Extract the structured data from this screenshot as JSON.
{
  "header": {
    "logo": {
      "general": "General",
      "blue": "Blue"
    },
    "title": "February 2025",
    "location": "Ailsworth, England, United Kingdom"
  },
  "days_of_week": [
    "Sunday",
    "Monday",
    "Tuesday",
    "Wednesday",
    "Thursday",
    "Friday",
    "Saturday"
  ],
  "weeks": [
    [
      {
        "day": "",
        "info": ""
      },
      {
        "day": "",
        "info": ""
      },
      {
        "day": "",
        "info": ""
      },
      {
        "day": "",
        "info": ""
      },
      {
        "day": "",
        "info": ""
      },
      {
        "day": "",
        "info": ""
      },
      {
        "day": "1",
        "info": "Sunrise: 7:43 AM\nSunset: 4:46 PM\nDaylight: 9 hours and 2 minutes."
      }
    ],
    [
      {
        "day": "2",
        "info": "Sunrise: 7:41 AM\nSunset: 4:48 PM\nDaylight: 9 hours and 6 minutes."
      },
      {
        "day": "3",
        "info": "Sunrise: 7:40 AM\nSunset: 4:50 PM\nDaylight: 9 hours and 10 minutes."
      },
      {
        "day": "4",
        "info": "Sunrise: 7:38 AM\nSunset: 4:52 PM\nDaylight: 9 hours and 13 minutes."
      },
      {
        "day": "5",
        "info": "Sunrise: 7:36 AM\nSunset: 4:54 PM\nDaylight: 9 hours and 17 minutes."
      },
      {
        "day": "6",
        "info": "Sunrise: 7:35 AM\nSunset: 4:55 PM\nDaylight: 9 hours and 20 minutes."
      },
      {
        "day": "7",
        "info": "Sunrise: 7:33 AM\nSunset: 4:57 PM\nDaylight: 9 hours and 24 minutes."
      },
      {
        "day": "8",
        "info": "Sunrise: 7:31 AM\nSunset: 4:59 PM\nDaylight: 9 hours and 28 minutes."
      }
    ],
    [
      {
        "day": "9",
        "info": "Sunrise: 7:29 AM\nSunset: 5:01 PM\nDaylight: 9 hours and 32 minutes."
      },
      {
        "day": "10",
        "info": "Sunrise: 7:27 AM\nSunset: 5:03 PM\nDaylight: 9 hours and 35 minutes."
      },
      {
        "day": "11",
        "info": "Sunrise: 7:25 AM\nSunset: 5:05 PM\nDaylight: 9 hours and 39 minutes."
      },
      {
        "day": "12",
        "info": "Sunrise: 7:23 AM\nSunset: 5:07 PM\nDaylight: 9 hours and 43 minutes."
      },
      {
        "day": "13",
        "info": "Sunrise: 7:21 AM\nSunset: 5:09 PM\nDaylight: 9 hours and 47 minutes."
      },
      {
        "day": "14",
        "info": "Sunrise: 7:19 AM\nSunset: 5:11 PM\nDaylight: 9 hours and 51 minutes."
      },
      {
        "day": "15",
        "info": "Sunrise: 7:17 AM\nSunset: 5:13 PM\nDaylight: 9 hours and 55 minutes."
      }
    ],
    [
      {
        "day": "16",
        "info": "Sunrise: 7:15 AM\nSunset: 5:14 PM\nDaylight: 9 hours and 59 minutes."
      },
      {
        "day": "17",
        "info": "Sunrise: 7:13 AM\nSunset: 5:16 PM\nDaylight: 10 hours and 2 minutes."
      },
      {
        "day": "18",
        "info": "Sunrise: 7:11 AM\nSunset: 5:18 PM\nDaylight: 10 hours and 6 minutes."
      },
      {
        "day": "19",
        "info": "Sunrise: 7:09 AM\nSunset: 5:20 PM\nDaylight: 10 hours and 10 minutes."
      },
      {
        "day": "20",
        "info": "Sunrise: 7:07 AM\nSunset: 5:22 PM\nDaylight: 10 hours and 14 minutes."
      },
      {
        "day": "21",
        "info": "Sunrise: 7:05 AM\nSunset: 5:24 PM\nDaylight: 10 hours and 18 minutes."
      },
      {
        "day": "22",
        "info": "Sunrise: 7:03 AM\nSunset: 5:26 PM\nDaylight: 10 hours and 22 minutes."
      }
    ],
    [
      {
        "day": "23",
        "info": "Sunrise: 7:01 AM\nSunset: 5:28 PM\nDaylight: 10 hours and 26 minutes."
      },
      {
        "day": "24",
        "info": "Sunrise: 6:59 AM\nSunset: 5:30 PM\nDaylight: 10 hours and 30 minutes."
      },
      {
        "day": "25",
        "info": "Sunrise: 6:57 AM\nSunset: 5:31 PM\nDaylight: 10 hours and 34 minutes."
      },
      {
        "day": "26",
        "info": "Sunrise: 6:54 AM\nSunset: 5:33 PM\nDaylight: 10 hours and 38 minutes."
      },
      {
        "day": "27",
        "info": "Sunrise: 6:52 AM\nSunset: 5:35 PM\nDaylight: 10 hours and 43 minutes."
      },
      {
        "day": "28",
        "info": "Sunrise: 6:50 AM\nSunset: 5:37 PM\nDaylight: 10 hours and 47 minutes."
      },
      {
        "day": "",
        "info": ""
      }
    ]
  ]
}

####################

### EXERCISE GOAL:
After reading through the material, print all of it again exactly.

### SOLVED PROBLEM:
Extract the structured data from this screenshot as JSON.
{
  "header": {
    "logo": {
      "general": "General",
      "blue": "Blue"
    },
    "title": "February 2025",
    "location": "Ailsworth, England, United Kingdom"
  },
  "days_of_week": [
    "Sunday",
    "Monday",
    "Tuesday",
    "Wednesday",
    "Thursday",
    "Friday",
    "Saturday"
  ],
  "weeks": [
    [
      {
        "day": "",
        "info": ""
      },
      {
        "day": "",
        "info": ""
      },
      {
        "day": "",
        "info": ""
      },
      {
        "day": "",
        "info": ""
      },
      {
        "day": "",
        "info": ""
      },
      {
        "day": "",
        "info": ""
      },
      {
        "day": "1",
        "info": "Sunrise: 7:43 AM\nSunset: 4:46 PM\nDaylight: 9 hours and 2 minutes."
      }
    ],
    [
      {
        "day": "2",
        "info": "Sunrise: 7:41 AM\nSunset: 4:48 PM\nDaylight: 9 hours and 6 minutes."
      },
      {
        "day": "3",
        "info": "Sunrise: 7:40 AM\nSunset: 4:50 PM\nDaylight: 9 hours and 10 minutes."
      },
      {
        "day": "4",
        "info": "Sunrise: 7:38 AM\nSunset: 4:52 PM\nDaylight: 9 hours and 13 minutes."
      },
      {
        "day": "5",
        "info": "Sunrise: 7:36 AM\nSunset: 4:54 PM\nDaylight: 9 hours and 17 minutes."
      },
      {
        "day": "6",
        "info": "Sunrise: 7:35 AM\nSunset: 4:55 PM\nDaylight: 9 hours and 20 minutes."
      },
      {
        "day": "7",
        "info": "Sunrise: 7:33 AM\nSunset: 4:57 PM\nDaylight: 9 hours and 24 minutes."
      },
      {
        "day": "8",
        "info": "Sunrise: 7:31 AM\nSunset: 4:59 PM\nDaylight: 9 hours and 28 minutes."
      }
    ],
    [
      {
        "day": "9",
        "info": "Sunrise: 7:29 AM\nSunset: 5:01 PM\nDaylight: 9 hours and 32 minutes."
      },
      {
        "day": "10",
        "info": "Sunrise: 7:27 AM\nSunset: 5:03 PM\nDaylight: 9 hours and 35 minutes."
      },
      {
        "day": "11",
        "info": "Sunrise: 7:25 AM\nSunset: 5:05 PM\nDaylight: 9 hours and 39 minutes."
      },
      {
        "day": "12",
        "info": "Sunrise: 7:23 AM\nSunset: 5:07 PM\nDaylight: 9 hours and 43 minutes."
      },
      {
        "day": "13",
        "info": "Sunrise: 7:21 AM\nSunset: 5:09 PM\nDaylight: 9 hours and 47 minutes."
      },
      {
        "day": "14",
        "info": "Sunrise: 7:19 AM\nSunset: 5:11 PM\nDaylight: 9 hours and 51 minutes."
      },
      {
        "day": "15",
        "info": "Sunrise: 7:17 AM\nSunset: 5:13 PM\nDaylight: 9 hours and 55 minutes."
      }
    ],
    [
      {
        "day": "16",
        "info": "Sunrise: 7:15 AM\nSunset: 5:14 PM\nDaylight: 9 hours and 59 minutes."
      },
      {
        "day": "17",
        "info": "Sunrise: 7:13 AM\nSunset: 5:16 PM\nDaylight: 10 hours and 2 minutes."
      },
      {
        "day": "18",
        "info": "Sunrise: 7:11 AM\nSunset: 5:18 PM\nDaylight: 10 hours and 6 minutes."
      },
      {
        "day": "19",
        "info": "Sunrise: 7:09 AM\nSunset: 5:20 PM\nDaylight: 10 hours and 10 minutes."
      },
      {
        "day": "20",
        "info": "Sunrise: 7:07 AM\nSunset: 5:22 PM\nDaylight: 10 hours and 14 minutes."
      },
      {
        "day": "21",
        "info": "Sunrise: 7:05 AM\nSunset: 5:24 PM\nDaylight: 10 hours and 18 minutes."
      },
      {
        "day": "22",
        "info": "Sunrise: 7:03 AM\nSunset: 5:26 PM\nDaylight: 10 hours and 22 minutes."
      }
    ],
    [
      {
        "day": "23",
        "info": "Sunrise: 7:01 AM\nSunset: 5:28 PM\nDaylight: 10 hours and 26 minutes."
      },
      {
        "day": "24",
        "info": "Sunrise: 6:59 AM\nSunset: 5:30 PM\nDaylight: 10 hours and 30 minutes."
      },
      {
        "day": "25",
        "info": "Sunrise: 6:57 AM\nSunset: 5:31 PM\nDaylight: 10 hours and 34 minutes."
      },
      {
        "day": "26",
        "info": "Sunrise: 6:54 AM\nSunset: 5:33 PM\nDaylight: 10 hours and 38 minutes."
      },
      {
        "day": "27",
        "info": "Sunrise: 6:52 AM\nSunset: 5:35 PM\nDaylight: 10 hours and 43 minutes."
      },
      {
        "day": "28",
        "info": "Sunrise: 6:50 AM\nSunset: 5:37 PM\nDaylight: 10 hours and 47 minutes."
      },
      {
        "day": "",
        "info": ""
      }
    ]
  ]
}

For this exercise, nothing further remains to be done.